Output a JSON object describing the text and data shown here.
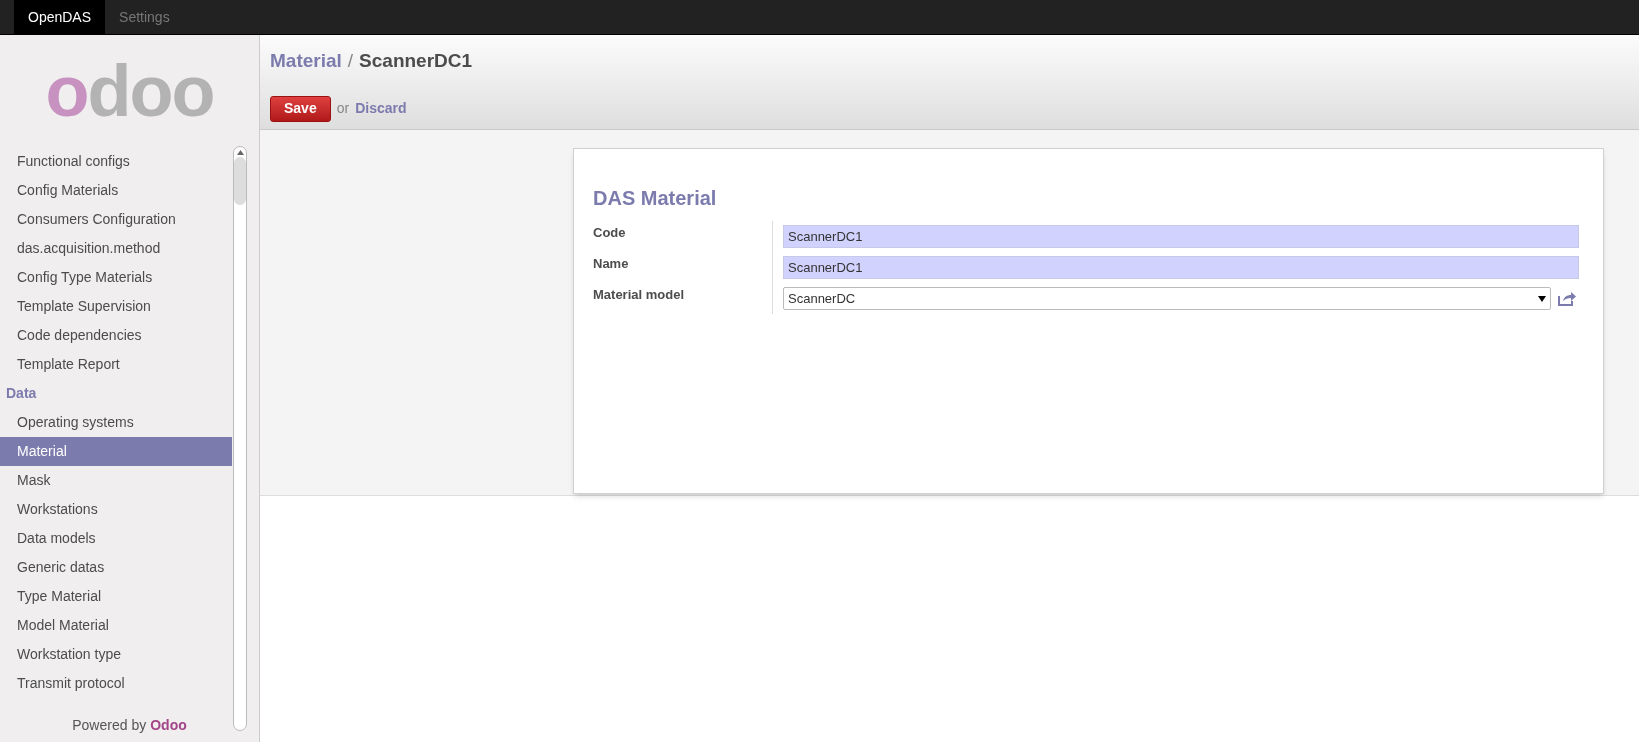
{
  "top_menu": [
    {
      "label": "OpenDAS",
      "selected": true
    },
    {
      "label": "Settings",
      "selected": false
    }
  ],
  "logo": {
    "text": "odoo"
  },
  "sidebar": {
    "items": [
      {
        "kind": "item",
        "label": "Functional configs",
        "selected": false
      },
      {
        "kind": "item",
        "label": "Config Materials",
        "selected": false
      },
      {
        "kind": "item",
        "label": "Consumers Configuration",
        "selected": false
      },
      {
        "kind": "item",
        "label": "das.acquisition.method",
        "selected": false
      },
      {
        "kind": "item",
        "label": "Config Type Materials",
        "selected": false
      },
      {
        "kind": "item",
        "label": "Template Supervision",
        "selected": false
      },
      {
        "kind": "item",
        "label": "Code dependencies",
        "selected": false
      },
      {
        "kind": "item",
        "label": "Template Report",
        "selected": false
      },
      {
        "kind": "header",
        "label": "Data"
      },
      {
        "kind": "item",
        "label": "Operating systems",
        "selected": false
      },
      {
        "kind": "item",
        "label": "Material",
        "selected": true
      },
      {
        "kind": "item",
        "label": "Mask",
        "selected": false
      },
      {
        "kind": "item",
        "label": "Workstations",
        "selected": false
      },
      {
        "kind": "item",
        "label": "Data models",
        "selected": false
      },
      {
        "kind": "item",
        "label": "Generic datas",
        "selected": false
      },
      {
        "kind": "item",
        "label": "Type Material",
        "selected": false
      },
      {
        "kind": "item",
        "label": "Model Material",
        "selected": false
      },
      {
        "kind": "item",
        "label": "Workstation type",
        "selected": false
      },
      {
        "kind": "item",
        "label": "Transmit protocol",
        "selected": false
      }
    ],
    "footer": {
      "text": "Powered by",
      "brand": "Odoo"
    }
  },
  "breadcrumb": {
    "parent": "Material",
    "separator": "/",
    "current": "ScannerDC1"
  },
  "actions": {
    "save": "Save",
    "or": "or",
    "discard": "Discard"
  },
  "form": {
    "title": "DAS Material",
    "fields": [
      {
        "kind": "text",
        "label": "Code",
        "value": "ScannerDC1",
        "required": true
      },
      {
        "kind": "text",
        "label": "Name",
        "value": "ScannerDC1",
        "required": true
      },
      {
        "kind": "select",
        "label": "Material model",
        "value": "ScannerDC",
        "required": false
      }
    ]
  }
}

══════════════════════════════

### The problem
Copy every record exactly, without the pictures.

### Expected output
Output a JSON object describing the text and data shown here.
{
  "top_menu": [
    {
      "label": "OpenDAS",
      "selected": true
    },
    {
      "label": "Settings",
      "selected": false
    }
  ],
  "logo": {
    "text": "odoo"
  },
  "sidebar": {
    "items": [
      {
        "kind": "item",
        "label": "Functional configs",
        "selected": false
      },
      {
        "kind": "item",
        "label": "Config Materials",
        "selected": false
      },
      {
        "kind": "item",
        "label": "Consumers Configuration",
        "selected": false
      },
      {
        "kind": "item",
        "label": "das.acquisition.method",
        "selected": false
      },
      {
        "kind": "item",
        "label": "Config Type Materials",
        "selected": false
      },
      {
        "kind": "item",
        "label": "Template Supervision",
        "selected": false
      },
      {
        "kind": "item",
        "label": "Code dependencies",
        "selected": false
      },
      {
        "kind": "item",
        "label": "Template Report",
        "selected": false
      },
      {
        "kind": "header",
        "label": "Data"
      },
      {
        "kind": "item",
        "label": "Operating systems",
        "selected": false
      },
      {
        "kind": "item",
        "label": "Material",
        "selected": true
      },
      {
        "kind": "item",
        "label": "Mask",
        "selected": false
      },
      {
        "kind": "item",
        "label": "Workstations",
        "selected": false
      },
      {
        "kind": "item",
        "label": "Data models",
        "selected": false
      },
      {
        "kind": "item",
        "label": "Generic datas",
        "selected": false
      },
      {
        "kind": "item",
        "label": "Type Material",
        "selected": false
      },
      {
        "kind": "item",
        "label": "Model Material",
        "selected": false
      },
      {
        "kind": "item",
        "label": "Workstation type",
        "selected": false
      },
      {
        "kind": "item",
        "label": "Transmit protocol",
        "selected": false
      }
    ],
    "footer": {
      "text": "Powered by",
      "brand": "Odoo"
    }
  },
  "breadcrumb": {
    "parent": "Material",
    "separator": "/",
    "current": "ScannerDC1"
  },
  "actions": {
    "save": "Save",
    "or": "or",
    "discard": "Discard"
  },
  "form": {
    "title": "DAS Material",
    "fields": [
      {
        "kind": "text",
        "label": "Code",
        "value": "ScannerDC1",
        "required": true
      },
      {
        "kind": "text",
        "label": "Name",
        "value": "ScannerDC1",
        "required": true
      },
      {
        "kind": "select",
        "label": "Material model",
        "value": "ScannerDC",
        "required": false
      }
    ]
  }
}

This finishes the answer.